Charles Sebastian Thomas Cabot (July 6, 1918 – August 22, 1977) was an English film and television actor, best remembered as the gentleman's gentleman, "Giles French," in the 1960s sitcom Family Affair.
Cabot was born in London, England. His career began with a bit part in Foreign Affaires (1935); his first screen credit was in Alfred Hitchcock's Secret Agent (1936). Other British films such as Love on the Dole, Pimpernel Smith, Old Mother Riley: Detective, and Old Mother Riley: Overseas followed. In 1946, he portrayed Iago in Othello. By 1947, Cabot had relocated to Hollywood, and landed roles in such films as They Made Me A Fugitive, Third Time Lucky, The Spider and the Fly, Ivanhoe, Babes in Baghdad, The Love Lottery, Westward Ho the Wagons, and the 1954 Italian version of Romeo and Juliet as Lord Capulet. In 1960 he appeared in George Pal's production of H.G. Wells' The Time Machine as Dr. Hillyer. He was also the voice of Noah in the first recording of Igor Stravinsky's biblical "musical play" The Flood (1962). He did voice parts for animated films such as Disney's Jungle Book (1967) as Bagheera, The Sword In The Stone (1963) as Sir Pellinore, and the narrator of Winnie the Pooh and the Blustery Day (1968) and Winnie the Pooh and the Honey Tree (1966).

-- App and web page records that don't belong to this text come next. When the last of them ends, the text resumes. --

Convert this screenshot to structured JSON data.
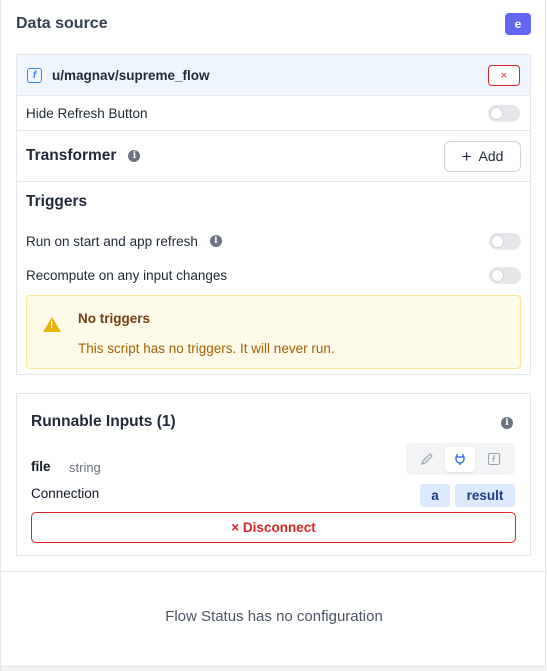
{
  "data_source": {
    "title": "Data source",
    "badge": "e",
    "badge_color": "#6366f1",
    "source_icon": "flow-icon",
    "source_path": "u/magnav/supreme_flow",
    "close_label": "×"
  },
  "settings": {
    "hide_refresh_label": "Hide Refresh Button",
    "hide_refresh_on": false
  },
  "transformer": {
    "title": "Transformer",
    "info": "i",
    "add_label": "Add"
  },
  "triggers": {
    "title": "Triggers",
    "run_on_start_label": "Run on start and app refresh",
    "run_on_start_on": false,
    "recompute_label": "Recompute on any input changes",
    "recompute_on": false,
    "warning_title": "No triggers",
    "warning_text": "This script has no triggers. It will never run."
  },
  "runnable_inputs": {
    "title": "Runnable Inputs (1)",
    "info": "i",
    "input_name": "file",
    "input_type": "string",
    "connection_label": "Connection",
    "chip_a": "a",
    "chip_result": "result",
    "disconnect_label": "× Disconnect",
    "modes": [
      "pencil-icon",
      "plug-icon",
      "function-icon"
    ]
  },
  "flow_status": {
    "message": "Flow Status has no configuration"
  },
  "colors": {
    "accent": "#2563eb",
    "danger": "#dc2626",
    "warning_bg": "#fefce8"
  }
}
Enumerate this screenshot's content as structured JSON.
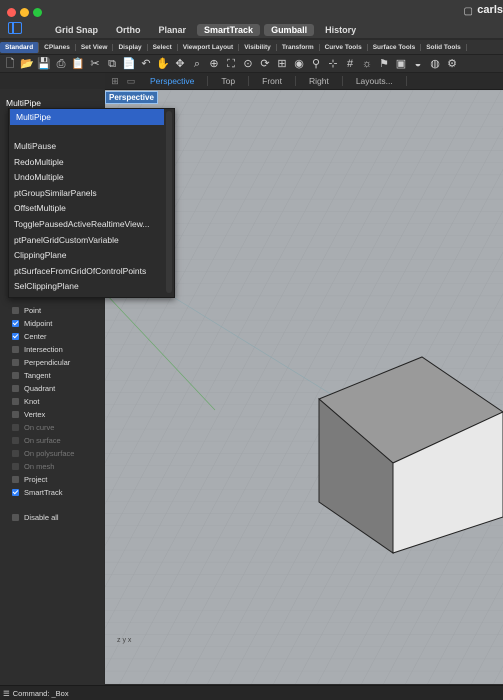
{
  "window": {
    "title": "carls"
  },
  "status_toggles": [
    {
      "label": "Grid Snap",
      "on": false
    },
    {
      "label": "Ortho",
      "on": false
    },
    {
      "label": "Planar",
      "on": false
    },
    {
      "label": "SmartTrack",
      "on": true
    },
    {
      "label": "Gumball",
      "on": true
    },
    {
      "label": "History",
      "on": false
    }
  ],
  "toolbar_tabs": [
    "Standard",
    "CPlanes",
    "Set View",
    "Display",
    "Select",
    "Viewport Layout",
    "Visibility",
    "Transform",
    "Curve Tools",
    "Surface Tools",
    "Solid Tools"
  ],
  "toolbar_icons": [
    "new-file-icon",
    "open-folder-icon",
    "save-icon",
    "print-icon",
    "clipboard-icon",
    "cut-icon",
    "copy-icon",
    "paste-icon",
    "undo-icon",
    "pan-hand-icon",
    "move-icon",
    "zoom-icon",
    "zoom-window-icon",
    "zoom-extents-icon",
    "zoom-selected-icon",
    "rotate-view-icon",
    "four-views-icon",
    "camera-icon",
    "lock-icon",
    "snap-icon",
    "grid-icon",
    "light-bulb-icon",
    "pin-icon",
    "lock-layer-icon",
    "render-icon",
    "color-wheel-icon",
    "settings-icon"
  ],
  "view_tabs": {
    "active": "Perspective",
    "items": [
      "Top",
      "Front",
      "Right",
      "Layouts..."
    ]
  },
  "viewport": {
    "label": "Perspective",
    "axes_label": "z y x"
  },
  "command": {
    "input_value": "MultiPipe",
    "prompt": "Command: _Box"
  },
  "autocomplete": {
    "selected": "MultiPipe",
    "items": [
      "MultiPause",
      "RedoMultiple",
      "UndoMultiple",
      "ptGroupSimilarPanels",
      "OffsetMultiple",
      "TogglePausedActiveRealtimeView...",
      "ptPanelGridCustomVariable",
      "ClippingPlane",
      "ptSurfaceFromGridOfControlPoints",
      "SelClippingPlane"
    ]
  },
  "osnaps": [
    {
      "label": "Point",
      "checked": false,
      "disabled": false
    },
    {
      "label": "Midpoint",
      "checked": true,
      "disabled": false
    },
    {
      "label": "Center",
      "checked": true,
      "disabled": false
    },
    {
      "label": "Intersection",
      "checked": false,
      "disabled": false
    },
    {
      "label": "Perpendicular",
      "checked": false,
      "disabled": false
    },
    {
      "label": "Tangent",
      "checked": false,
      "disabled": false
    },
    {
      "label": "Quadrant",
      "checked": false,
      "disabled": false
    },
    {
      "label": "Knot",
      "checked": false,
      "disabled": false
    },
    {
      "label": "Vertex",
      "checked": false,
      "disabled": false
    },
    {
      "label": "On curve",
      "checked": false,
      "disabled": true
    },
    {
      "label": "On surface",
      "checked": false,
      "disabled": true
    },
    {
      "label": "On polysurface",
      "checked": false,
      "disabled": true
    },
    {
      "label": "On mesh",
      "checked": false,
      "disabled": true
    },
    {
      "label": "Project",
      "checked": false,
      "disabled": false
    },
    {
      "label": "SmartTrack",
      "checked": true,
      "disabled": false
    },
    {
      "label": "Disable all",
      "checked": false,
      "disabled": false
    }
  ],
  "colors": {
    "accent": "#2f63c6",
    "viewport_bg": "#a9adb1",
    "active_tab": "#4aa3ff"
  }
}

At about this time Cabot began taking on television work, appearing in such series as Along the Oregon Trail, The Adventures of Hiram Holliday, Checkmate (with co-stars Anthony George and Doug McClure), The Beachcomber, on Frank Lovejoy's detective series, Meet McGraw, and an appearance in The Twilight Zone episode "A Nice Place to Visit," as the white-suited, courtly provider of a vain but disillusioned man's every wish. He appeared with James Best in the 1959-1960 western series Pony Express in the episode entitled "The Story of Julesburg." Cabot was also a regular panelist on the TV game show Stump the Stars. He also appeared on the NBC interview program Here's Hollywood. In 1964, Cabot hosted the short-lived television series, Suspense, and voiced or narrated a few other film and television projects, before he was cast as Giles French in the CBS series Family Affair with Brian Keith and Kathy Garver. He also appeared in an episode of Bonanza circ 1960.
Cabot did not halt his other film and television work during the run of Family Affair; in fact, he took a leave of absence from the series at one point — (his stand-in: an actor often typecast as a butler or a detective - veteran British character actor John Williams, who played French's brother Nigel in Family Affair) and he worked well in voice roles (Bagheera in The Jungle Book; the narrator of Winnie the Pooh and the Blustery Day; the above mentioned Stravinsky recording; host of Journey to Midnight as well as the voice of Sir Ector in The Sword in the Stone (1963)). But he was so vivid as French that he never shook the image even after Family Affair finally ended production in 1971. He received another role as the host (Winston Essex) of Ghost Story, a supernatural anthology. Perhaps Cabot's most memorable role following the series' demise was in the television remake of Miracle on 34th Street.
Cabot appeared in another Christmas project, the television film The City That Forgot About Christmas (1974), and narrated two more Pooh projects, Winnie the Pooh and Tigger, Too! and The Many Adventures of Winnie the Pooh, before his death of a stroke in North Saanich, British Columbia, Canada, at age 59. He lived his final years near Sidney, British Columbia.
Cabot had a two-year stint as one of the three leads on Eric Ambler's 1960 detective show Checkmate, which co-starred Doug McClure. He also released an album of spoken recitations of songs by Bob Dylan, as Sebastian Cabot, actor/Bob Dylan, poet., in 1967. Two tracks from this album appear on the Rhino Records compilation Golden Throats: The Great Celebrity Sing Off.
In 1977, it was in his modest home in Deep Cove, near Victoria, British Columbia, where Cabot suffered a stroke - his second in three years. Cabot was taken to a Victoria Hospital, where he died on August 22, 1977 at the age of 59. He was survived by his wife Kathleen; his two daughters, Annette and Yvonne; and his son, Christopher Cabot. His great-niece, two great-great nephews and two great-great-great nephews and nieces live in Wales. Sebastian Cabot's cremated remains are buried in the urn garden in Westwood Village Memorial Park Cemetery in Los Angeles, California, interred within yards of TV co-star Brian Keith.